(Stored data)
* * * *

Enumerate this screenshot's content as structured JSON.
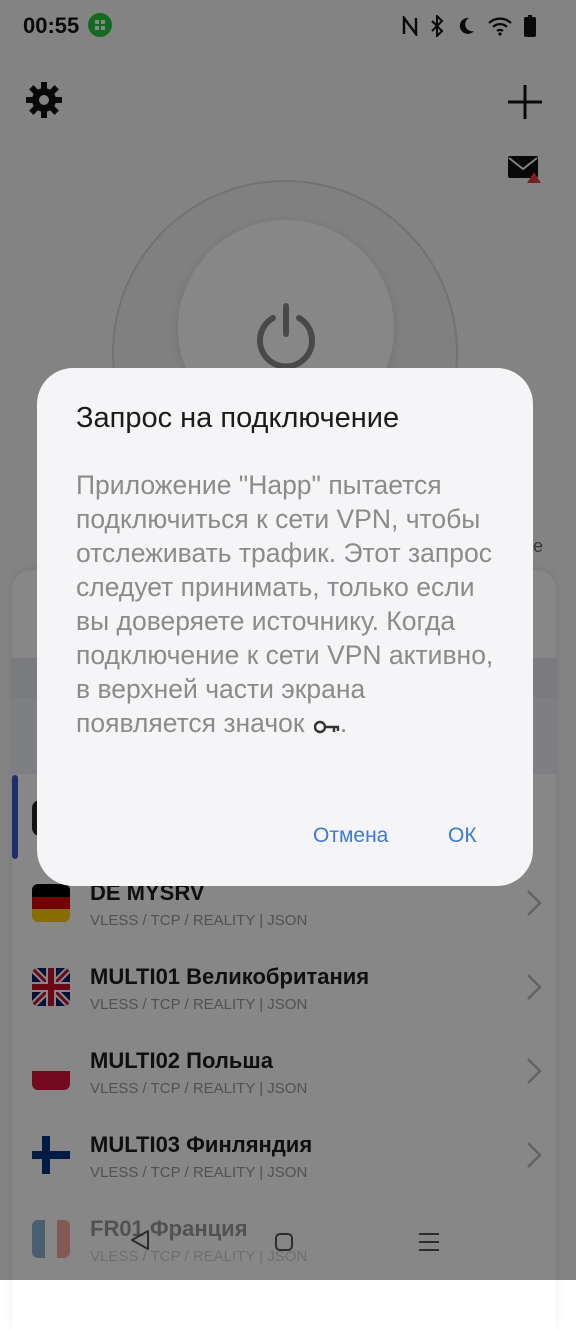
{
  "status_bar": {
    "time": "00:55",
    "icons": [
      "app-notification-icon",
      "nfc-icon",
      "bluetooth-icon",
      "dnd-moon-icon",
      "wifi-icon",
      "battery-icon"
    ]
  },
  "header": {
    "settings_icon": "gear-icon",
    "add_icon": "plus-icon",
    "mail_icon": "mail-alert-icon"
  },
  "side_letter": "e",
  "servers": [
    {
      "name": "DE MYSRV",
      "protocol": "VLESS / TCP / REALITY | JSON",
      "flag": "germany"
    },
    {
      "name": "MULTI01 Великобритания",
      "protocol": "VLESS / TCP / REALITY | JSON",
      "flag": "uk"
    },
    {
      "name": "MULTI02 Польша",
      "protocol": "VLESS / TCP / REALITY | JSON",
      "flag": "poland"
    },
    {
      "name": "MULTI03 Финляндия",
      "protocol": "VLESS / TCP / REALITY | JSON",
      "flag": "finland"
    },
    {
      "name": "FR01 Франция",
      "protocol": "VLESS / TCP / REALITY | JSON",
      "flag": "france"
    }
  ],
  "dialog": {
    "title": "Запрос на подключение",
    "message": "Приложение \"Happ\" пытается подключиться к сети VPN, чтобы отслеживать трафик. Этот запрос следует принимать, только если вы доверяете источнику. Когда подключение к сети VPN активно, в верхней части экрана появляется значок",
    "message_end": ".",
    "cancel_label": "Отмена",
    "ok_label": "ОК"
  },
  "colors": {
    "accent": "#3c7ad6",
    "selected_bar": "#3a57c8",
    "notif_green": "#27c93f"
  }
}
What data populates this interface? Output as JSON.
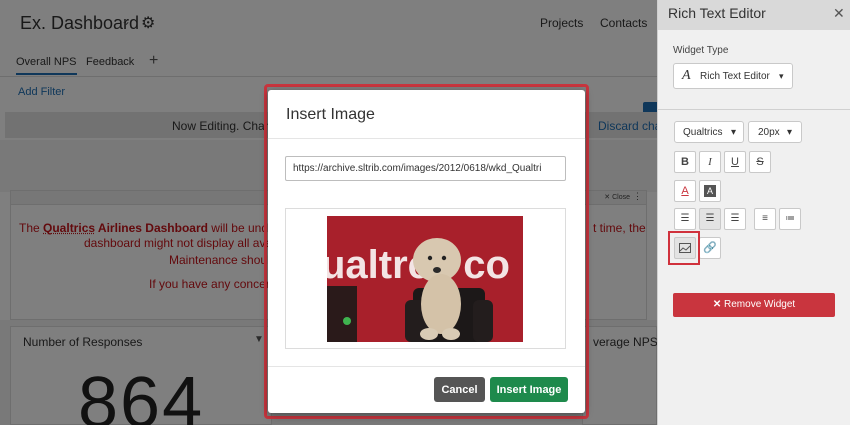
{
  "dashboard": {
    "title": "Ex. Dashboard",
    "title_caret": "⌄",
    "nav": [
      "Projects",
      "Contacts"
    ],
    "tabs": [
      "Overall NPS",
      "Feedback"
    ],
    "add_tab": "+",
    "add_filter": "Add Filter",
    "banner_text": "Now Editing. Chan",
    "banner_discard": "Discard chan",
    "widget_close": "✕ Close",
    "notice": {
      "line1_pre": "The ",
      "line1_link": "Qualtrics",
      "line1_bold": " Airlines Dashboard",
      "line1_post": " will be under",
      "line1_right": "t time, the",
      "line2": "dashboard might not display all avai",
      "line3": "Maintenance shoul",
      "line4": "If you have any concern"
    },
    "card_left_title": "Number of Responses",
    "card_right_title": "verage NPS",
    "responses_value": "864"
  },
  "panel": {
    "title": "Rich Text Editor",
    "widget_type_label": "Widget Type",
    "widget_type_value": "Rich Text Editor",
    "font_family": "Qualtrics",
    "font_size": "20px",
    "remove_widget": "Remove Widget"
  },
  "modal": {
    "title": "Insert Image",
    "url": "https://archive.sltrib.com/images/2012/0618/wkd_Qualtri",
    "image_text": "ualtrcs co",
    "cancel": "Cancel",
    "insert": "Insert Image"
  },
  "colors": {
    "accent_red": "#c9353e",
    "insert_green": "#1e8a4c",
    "link_blue": "#1f6fb5",
    "notice_red": "#c7141a"
  }
}
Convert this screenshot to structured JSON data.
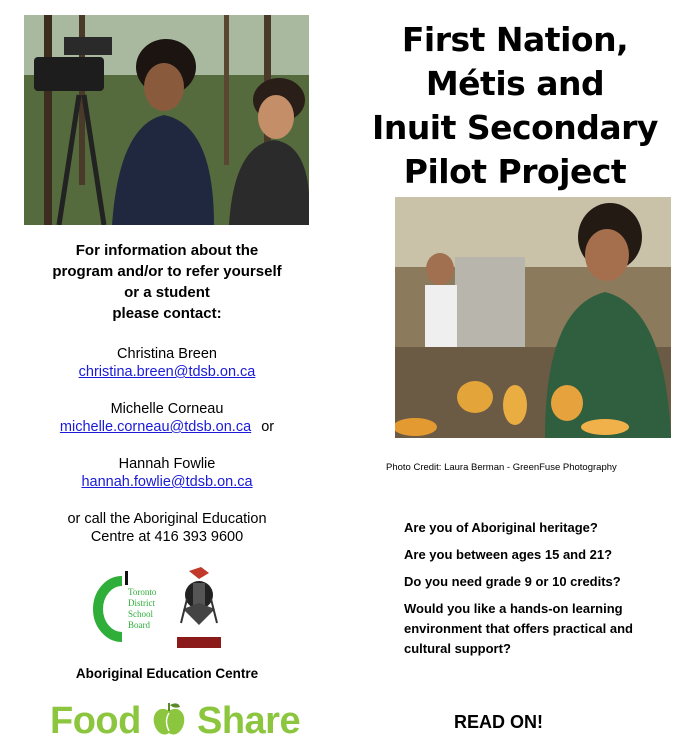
{
  "title_lines": [
    "First Nation,",
    "Métis and",
    "Inuit Secondary",
    "Pilot Project"
  ],
  "contact": {
    "heading_lines": [
      "For information about the",
      "program and/or to refer yourself",
      "or a student",
      "please contact:"
    ],
    "people": [
      {
        "name": "Christina Breen",
        "email": "christina.breen@tdsb.on.ca",
        "suffix": ""
      },
      {
        "name": "Michelle Corneau",
        "email": "michelle.corneau@tdsb.on.ca",
        "suffix": "or"
      },
      {
        "name": "Hannah Fowlie",
        "email": "hannah.fowlie@tdsb.on.ca",
        "suffix": ""
      }
    ],
    "call_lines": [
      "or call the Aboriginal Education",
      "Centre at 416 393 9600"
    ]
  },
  "logos": {
    "tdsb_lines": [
      "Toronto",
      "District",
      "School",
      "Board"
    ],
    "aec_label": "Aboriginal Education Centre",
    "foodshare": {
      "left": "Food",
      "right": "Share",
      "color": "#8cc63f"
    }
  },
  "photo_credit": "Photo Credit: Laura Berman - GreenFuse Photography",
  "questions": [
    "Are you of Aboriginal heritage?",
    "Are you between ages 15 and 21?",
    "Do you need grade 9 or 10 credits?",
    "Would you like a hands-on learning environment that offers practical and cultural support?"
  ],
  "read_on": "READ ON!",
  "colors": {
    "link": "#1a1ad8",
    "foodshare_green": "#8cc63f",
    "tdsb_green": "#2fae3a"
  }
}
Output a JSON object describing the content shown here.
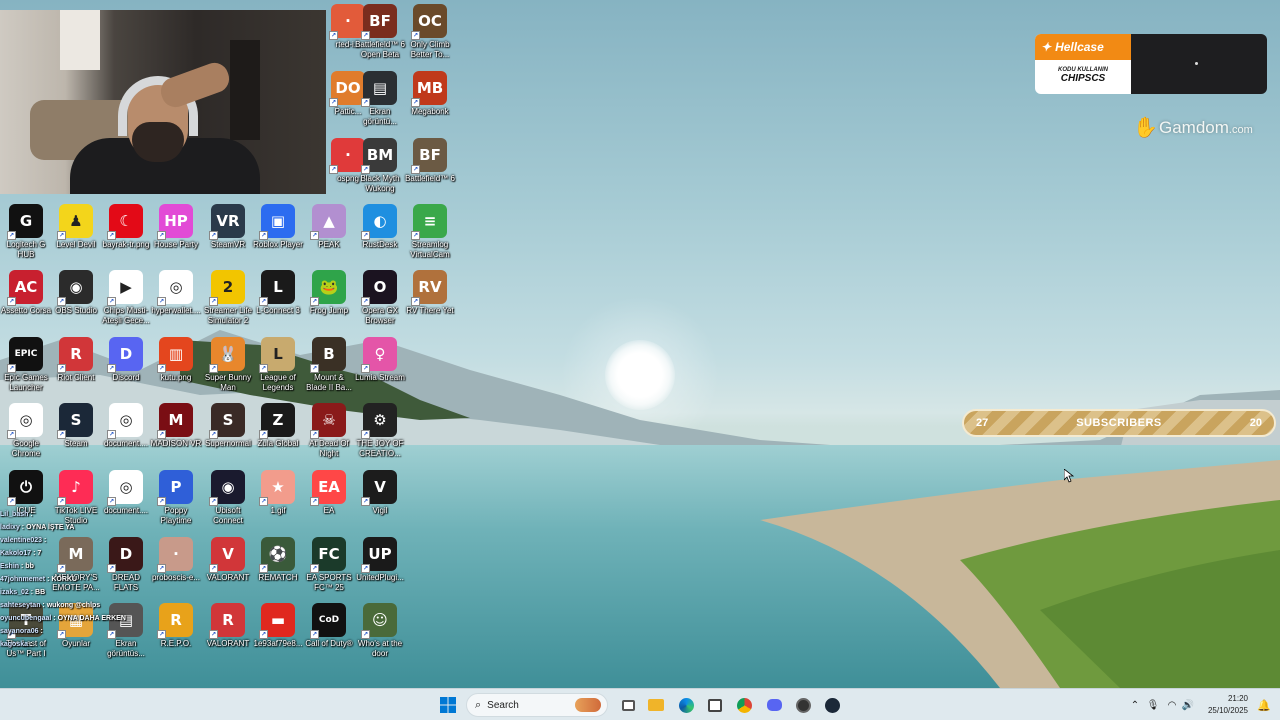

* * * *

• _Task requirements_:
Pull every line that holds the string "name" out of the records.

• _Response to the exercise_:
      "name": "DE MYSRV",
      "name": "MULTI01 Великобритания",
      "name": "MULTI02 Польша",
      "name": "MULTI03 Финляндия",
      "name": "FR01 Франция",
        "name": "Christina Breen",
        "name": "Michelle Corneau",
        "name": "Hannah Fowlie",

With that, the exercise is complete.